LP: At the end of the memoir, you hint at what is to come in your life: tango. Without spoiling anything for readers who might want to check out your earlier memoir, The Church of Tango, can you briefly mention the shift from ballet to tango? Were you eager to step away from the rigors of ballet?
CM: I was never eager to leave ballet. I loved the rigors! It was the opposite of chaos and took me away from my problems, all but the fear that my physical makeup would preclude a ballet career….But I didn’t find the tango until many years later. When my husband died, the only thing that saved me at first was dancing every night at a country and western club in Santa Monica. Every night for a year…and then I found the tango and made my first trip to Buenos Aires and my life took on a new direction. I taught tango with my Argentine partner for nine years in Buenos Aires. I wrote about it in The Church of Tango—how dance was my salvation, carrying me through tragedy, loss, cancer, pain.
(All photos courtesy Cherie Magnus.)
Cherie Magnus writes and teaches tango in Buenos Aires. She was formerly a dance research librarian in Los Angeles and a dance critic for local newspapers. A finalist in the Buenos Aires Tango Campeonata 2006, she has appeared in two video documentaries with her Argentine partner, Ruben Aybar. For more information about Cherie or to order her books, go to MirasolPress.

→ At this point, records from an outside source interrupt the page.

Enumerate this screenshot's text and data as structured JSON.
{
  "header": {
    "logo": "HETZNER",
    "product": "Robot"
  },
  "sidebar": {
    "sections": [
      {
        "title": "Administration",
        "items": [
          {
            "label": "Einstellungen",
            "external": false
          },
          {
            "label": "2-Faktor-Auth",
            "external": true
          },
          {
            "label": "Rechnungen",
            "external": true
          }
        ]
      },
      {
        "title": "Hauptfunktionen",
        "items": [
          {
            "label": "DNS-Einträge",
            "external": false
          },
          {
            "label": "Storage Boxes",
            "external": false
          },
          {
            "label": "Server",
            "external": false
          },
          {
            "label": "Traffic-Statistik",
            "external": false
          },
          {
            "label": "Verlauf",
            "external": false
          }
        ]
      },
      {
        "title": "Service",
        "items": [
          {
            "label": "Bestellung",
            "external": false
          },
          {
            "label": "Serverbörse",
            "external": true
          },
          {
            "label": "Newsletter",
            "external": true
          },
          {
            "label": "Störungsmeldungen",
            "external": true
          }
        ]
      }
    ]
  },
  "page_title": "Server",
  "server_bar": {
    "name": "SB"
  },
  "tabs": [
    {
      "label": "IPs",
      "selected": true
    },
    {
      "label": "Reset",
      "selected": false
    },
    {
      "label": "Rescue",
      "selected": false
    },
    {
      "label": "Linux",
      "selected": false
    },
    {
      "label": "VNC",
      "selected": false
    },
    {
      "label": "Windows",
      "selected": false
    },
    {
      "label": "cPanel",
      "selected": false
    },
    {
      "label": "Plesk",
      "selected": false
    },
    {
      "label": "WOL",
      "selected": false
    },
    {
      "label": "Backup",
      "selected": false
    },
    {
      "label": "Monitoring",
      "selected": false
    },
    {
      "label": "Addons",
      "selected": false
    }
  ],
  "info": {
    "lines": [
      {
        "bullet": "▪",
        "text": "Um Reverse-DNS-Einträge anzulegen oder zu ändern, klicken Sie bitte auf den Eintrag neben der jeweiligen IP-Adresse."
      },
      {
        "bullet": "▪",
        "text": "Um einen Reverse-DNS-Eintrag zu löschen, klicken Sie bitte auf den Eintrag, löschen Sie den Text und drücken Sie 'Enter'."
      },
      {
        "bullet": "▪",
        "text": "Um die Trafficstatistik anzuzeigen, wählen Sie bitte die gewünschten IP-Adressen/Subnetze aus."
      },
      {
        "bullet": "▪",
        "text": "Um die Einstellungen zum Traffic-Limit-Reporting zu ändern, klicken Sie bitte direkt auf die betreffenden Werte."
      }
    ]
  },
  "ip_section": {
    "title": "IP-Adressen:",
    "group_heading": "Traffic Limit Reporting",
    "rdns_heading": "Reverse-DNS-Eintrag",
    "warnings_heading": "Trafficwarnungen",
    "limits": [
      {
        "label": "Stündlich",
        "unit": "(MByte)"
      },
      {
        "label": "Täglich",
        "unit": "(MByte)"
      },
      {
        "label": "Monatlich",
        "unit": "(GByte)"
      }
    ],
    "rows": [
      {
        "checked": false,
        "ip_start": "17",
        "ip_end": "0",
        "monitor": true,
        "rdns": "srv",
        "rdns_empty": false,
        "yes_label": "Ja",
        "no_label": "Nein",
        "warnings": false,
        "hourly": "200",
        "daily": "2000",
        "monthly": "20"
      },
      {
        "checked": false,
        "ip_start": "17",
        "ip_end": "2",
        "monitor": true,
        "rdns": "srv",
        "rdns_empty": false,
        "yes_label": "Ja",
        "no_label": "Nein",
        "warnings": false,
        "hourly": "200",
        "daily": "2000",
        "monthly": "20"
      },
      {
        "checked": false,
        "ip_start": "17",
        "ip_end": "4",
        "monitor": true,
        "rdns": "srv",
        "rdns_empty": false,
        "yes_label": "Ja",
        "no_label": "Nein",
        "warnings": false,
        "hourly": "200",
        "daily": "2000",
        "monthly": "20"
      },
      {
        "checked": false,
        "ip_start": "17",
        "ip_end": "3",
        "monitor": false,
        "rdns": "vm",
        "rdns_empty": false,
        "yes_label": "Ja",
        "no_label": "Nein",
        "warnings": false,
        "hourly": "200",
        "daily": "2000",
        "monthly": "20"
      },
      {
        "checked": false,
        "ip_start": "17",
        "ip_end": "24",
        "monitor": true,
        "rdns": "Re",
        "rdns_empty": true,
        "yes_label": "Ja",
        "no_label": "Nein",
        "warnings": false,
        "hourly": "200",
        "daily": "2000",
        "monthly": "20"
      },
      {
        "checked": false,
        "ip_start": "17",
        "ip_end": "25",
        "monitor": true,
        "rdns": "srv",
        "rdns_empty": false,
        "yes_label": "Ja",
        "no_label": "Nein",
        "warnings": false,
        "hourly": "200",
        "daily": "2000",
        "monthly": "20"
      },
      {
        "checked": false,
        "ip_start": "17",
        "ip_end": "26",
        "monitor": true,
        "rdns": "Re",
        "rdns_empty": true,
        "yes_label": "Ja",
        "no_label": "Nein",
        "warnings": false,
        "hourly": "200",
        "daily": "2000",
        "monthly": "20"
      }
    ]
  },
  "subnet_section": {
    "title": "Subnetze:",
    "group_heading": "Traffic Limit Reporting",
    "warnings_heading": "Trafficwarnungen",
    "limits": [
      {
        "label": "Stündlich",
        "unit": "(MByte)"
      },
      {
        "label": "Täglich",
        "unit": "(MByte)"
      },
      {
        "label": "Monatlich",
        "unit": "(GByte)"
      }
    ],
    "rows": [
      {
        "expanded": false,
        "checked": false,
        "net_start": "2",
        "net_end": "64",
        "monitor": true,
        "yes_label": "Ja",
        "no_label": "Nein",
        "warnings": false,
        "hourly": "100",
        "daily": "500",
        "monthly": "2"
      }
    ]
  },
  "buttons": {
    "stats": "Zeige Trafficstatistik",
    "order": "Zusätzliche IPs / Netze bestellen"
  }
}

Leigh Purtill is a ballet instructor and choreographer in Los Angeles where she lives with her husband. She received her master’s degree in Film Production from Boston University and her bachelor’s in Anthropology and Dance from Mount Holyoke College. She is the author of four young adult novels from Penguin and HarperCollins. She currently teaches all levels of ballet to adults. Zombie ballet is her passion. She is the artistic director of the Leigh Purtill Ballet Company, a nonprofit amateur ballet company for adults. Read Leigh’s posts.